- **Exercise brief**: In the records that follow, find each line with the word "Português" and copy it.
[[ Data provided open ]]
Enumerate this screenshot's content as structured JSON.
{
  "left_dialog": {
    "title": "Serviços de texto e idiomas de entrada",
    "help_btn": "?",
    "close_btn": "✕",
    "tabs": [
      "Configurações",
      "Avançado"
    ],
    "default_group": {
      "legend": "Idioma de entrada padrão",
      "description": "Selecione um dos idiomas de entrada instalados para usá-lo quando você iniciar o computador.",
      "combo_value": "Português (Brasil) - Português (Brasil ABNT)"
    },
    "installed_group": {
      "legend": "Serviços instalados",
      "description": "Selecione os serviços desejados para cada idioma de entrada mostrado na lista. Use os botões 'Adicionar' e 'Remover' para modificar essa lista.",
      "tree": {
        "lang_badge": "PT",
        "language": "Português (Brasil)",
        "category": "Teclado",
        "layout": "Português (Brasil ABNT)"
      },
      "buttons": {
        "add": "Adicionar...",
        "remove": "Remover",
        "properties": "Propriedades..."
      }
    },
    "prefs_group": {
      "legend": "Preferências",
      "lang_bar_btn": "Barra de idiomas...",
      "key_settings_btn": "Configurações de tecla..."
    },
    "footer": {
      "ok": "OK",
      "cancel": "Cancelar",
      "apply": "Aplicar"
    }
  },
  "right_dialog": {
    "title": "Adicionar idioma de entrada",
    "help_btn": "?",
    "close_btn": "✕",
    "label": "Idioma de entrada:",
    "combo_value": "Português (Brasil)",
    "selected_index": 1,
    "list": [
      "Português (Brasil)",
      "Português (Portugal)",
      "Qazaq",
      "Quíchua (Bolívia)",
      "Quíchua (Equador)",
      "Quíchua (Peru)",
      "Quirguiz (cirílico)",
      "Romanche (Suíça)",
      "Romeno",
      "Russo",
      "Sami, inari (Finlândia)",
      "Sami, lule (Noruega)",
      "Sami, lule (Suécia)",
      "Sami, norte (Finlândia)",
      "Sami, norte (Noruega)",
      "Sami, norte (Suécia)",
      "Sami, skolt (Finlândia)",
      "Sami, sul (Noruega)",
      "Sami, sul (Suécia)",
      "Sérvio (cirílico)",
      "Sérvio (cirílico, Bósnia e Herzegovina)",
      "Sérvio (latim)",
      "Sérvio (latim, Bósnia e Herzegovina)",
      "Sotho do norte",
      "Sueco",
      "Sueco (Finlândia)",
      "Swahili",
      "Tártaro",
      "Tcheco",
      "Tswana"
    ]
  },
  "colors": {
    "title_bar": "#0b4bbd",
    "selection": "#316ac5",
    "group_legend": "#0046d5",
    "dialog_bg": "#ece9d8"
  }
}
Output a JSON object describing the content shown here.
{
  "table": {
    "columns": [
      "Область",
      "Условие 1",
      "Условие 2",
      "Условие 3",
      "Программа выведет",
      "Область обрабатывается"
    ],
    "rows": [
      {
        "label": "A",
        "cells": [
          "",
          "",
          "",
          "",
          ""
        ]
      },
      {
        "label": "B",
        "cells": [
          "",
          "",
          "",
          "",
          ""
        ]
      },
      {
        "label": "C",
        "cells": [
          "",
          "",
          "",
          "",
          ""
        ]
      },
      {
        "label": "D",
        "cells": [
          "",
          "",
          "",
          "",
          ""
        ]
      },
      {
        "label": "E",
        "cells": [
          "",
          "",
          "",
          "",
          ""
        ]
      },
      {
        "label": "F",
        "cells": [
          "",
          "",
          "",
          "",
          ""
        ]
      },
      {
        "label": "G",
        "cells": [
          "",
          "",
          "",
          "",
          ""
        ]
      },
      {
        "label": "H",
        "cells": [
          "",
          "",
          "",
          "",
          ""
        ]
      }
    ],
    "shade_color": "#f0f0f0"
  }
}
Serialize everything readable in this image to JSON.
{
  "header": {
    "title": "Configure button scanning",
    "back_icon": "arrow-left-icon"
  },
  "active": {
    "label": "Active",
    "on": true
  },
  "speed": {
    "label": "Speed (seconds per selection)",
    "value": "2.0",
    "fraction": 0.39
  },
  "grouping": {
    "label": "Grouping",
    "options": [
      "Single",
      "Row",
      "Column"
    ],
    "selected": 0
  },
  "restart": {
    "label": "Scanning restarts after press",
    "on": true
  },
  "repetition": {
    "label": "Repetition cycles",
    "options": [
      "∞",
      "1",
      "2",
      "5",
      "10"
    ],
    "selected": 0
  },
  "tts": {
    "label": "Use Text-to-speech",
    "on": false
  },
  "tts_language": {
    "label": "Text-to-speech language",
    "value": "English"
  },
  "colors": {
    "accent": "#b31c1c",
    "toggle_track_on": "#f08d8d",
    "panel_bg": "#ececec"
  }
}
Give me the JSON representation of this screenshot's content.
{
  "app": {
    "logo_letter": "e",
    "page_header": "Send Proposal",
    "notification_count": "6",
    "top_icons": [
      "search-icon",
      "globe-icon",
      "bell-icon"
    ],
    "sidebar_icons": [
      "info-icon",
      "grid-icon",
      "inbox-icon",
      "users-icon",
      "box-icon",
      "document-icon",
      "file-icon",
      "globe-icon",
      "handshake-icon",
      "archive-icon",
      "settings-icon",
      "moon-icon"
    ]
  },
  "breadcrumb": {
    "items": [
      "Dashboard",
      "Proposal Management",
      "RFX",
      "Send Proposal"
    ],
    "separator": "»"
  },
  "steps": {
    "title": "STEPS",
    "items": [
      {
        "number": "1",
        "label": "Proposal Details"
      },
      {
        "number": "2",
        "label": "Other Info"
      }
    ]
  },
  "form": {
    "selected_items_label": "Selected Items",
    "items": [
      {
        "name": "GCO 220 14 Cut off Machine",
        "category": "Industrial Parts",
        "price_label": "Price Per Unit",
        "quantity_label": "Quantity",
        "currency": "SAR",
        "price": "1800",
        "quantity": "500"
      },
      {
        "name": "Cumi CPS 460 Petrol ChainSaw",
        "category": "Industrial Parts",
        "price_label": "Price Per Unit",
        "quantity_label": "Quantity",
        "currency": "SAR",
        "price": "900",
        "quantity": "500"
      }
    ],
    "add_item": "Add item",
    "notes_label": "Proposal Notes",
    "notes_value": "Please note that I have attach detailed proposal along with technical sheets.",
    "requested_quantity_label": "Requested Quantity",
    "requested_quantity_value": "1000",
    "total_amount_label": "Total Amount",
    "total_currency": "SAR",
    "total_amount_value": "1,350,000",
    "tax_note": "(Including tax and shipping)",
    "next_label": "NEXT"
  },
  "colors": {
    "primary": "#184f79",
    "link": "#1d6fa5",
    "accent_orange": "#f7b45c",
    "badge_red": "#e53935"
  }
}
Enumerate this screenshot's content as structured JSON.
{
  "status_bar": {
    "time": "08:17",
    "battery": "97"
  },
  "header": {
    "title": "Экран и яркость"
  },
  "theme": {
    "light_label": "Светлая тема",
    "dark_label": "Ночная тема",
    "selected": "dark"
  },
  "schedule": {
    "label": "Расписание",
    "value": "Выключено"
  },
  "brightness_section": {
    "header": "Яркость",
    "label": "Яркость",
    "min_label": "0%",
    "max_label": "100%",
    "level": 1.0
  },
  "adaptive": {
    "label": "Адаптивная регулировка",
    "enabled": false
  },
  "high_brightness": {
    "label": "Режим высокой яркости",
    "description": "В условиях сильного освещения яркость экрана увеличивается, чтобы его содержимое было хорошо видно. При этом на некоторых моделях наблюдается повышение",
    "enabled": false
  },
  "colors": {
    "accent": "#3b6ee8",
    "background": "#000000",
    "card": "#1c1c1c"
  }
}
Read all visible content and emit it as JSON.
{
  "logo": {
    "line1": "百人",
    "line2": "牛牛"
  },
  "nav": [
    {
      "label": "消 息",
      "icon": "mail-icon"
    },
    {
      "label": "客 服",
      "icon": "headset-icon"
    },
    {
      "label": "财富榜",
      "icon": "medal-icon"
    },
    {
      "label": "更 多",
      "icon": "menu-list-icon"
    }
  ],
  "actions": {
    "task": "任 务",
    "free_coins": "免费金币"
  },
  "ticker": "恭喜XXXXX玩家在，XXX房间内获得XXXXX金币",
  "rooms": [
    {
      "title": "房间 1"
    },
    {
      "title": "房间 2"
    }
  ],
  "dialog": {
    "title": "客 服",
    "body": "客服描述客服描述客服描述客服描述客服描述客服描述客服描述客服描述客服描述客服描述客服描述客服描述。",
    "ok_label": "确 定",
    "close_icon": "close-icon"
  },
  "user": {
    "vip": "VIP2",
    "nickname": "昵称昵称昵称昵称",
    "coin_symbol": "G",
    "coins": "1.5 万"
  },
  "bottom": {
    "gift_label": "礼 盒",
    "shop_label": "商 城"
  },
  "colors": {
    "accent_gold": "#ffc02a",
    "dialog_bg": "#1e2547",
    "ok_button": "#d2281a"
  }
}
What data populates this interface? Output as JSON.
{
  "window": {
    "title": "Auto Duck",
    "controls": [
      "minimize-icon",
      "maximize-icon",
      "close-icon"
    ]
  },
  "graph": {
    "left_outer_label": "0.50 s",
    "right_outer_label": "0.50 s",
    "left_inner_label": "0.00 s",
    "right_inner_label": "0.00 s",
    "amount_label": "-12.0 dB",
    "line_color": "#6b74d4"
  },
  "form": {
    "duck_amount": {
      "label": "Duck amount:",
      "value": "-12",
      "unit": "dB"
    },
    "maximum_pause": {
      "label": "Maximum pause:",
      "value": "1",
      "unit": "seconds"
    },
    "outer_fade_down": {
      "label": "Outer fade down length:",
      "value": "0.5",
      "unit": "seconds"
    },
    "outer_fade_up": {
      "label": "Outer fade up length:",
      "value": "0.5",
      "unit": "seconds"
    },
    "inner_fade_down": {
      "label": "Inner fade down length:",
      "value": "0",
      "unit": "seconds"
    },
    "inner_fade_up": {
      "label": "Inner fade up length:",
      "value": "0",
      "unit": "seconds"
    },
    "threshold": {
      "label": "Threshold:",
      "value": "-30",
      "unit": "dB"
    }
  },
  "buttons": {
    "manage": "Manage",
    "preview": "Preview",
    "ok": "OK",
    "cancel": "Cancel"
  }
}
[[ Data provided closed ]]
- **Written response**:
      "combo_value": "Português (Brasil) - Português (Brasil ABNT)"
        "language": "Português (Brasil)",
        "layout": "Português (Brasil ABNT)"
    "combo_value": "Português (Brasil)",
      "Português (Brasil)",
      "Português (Portugal)",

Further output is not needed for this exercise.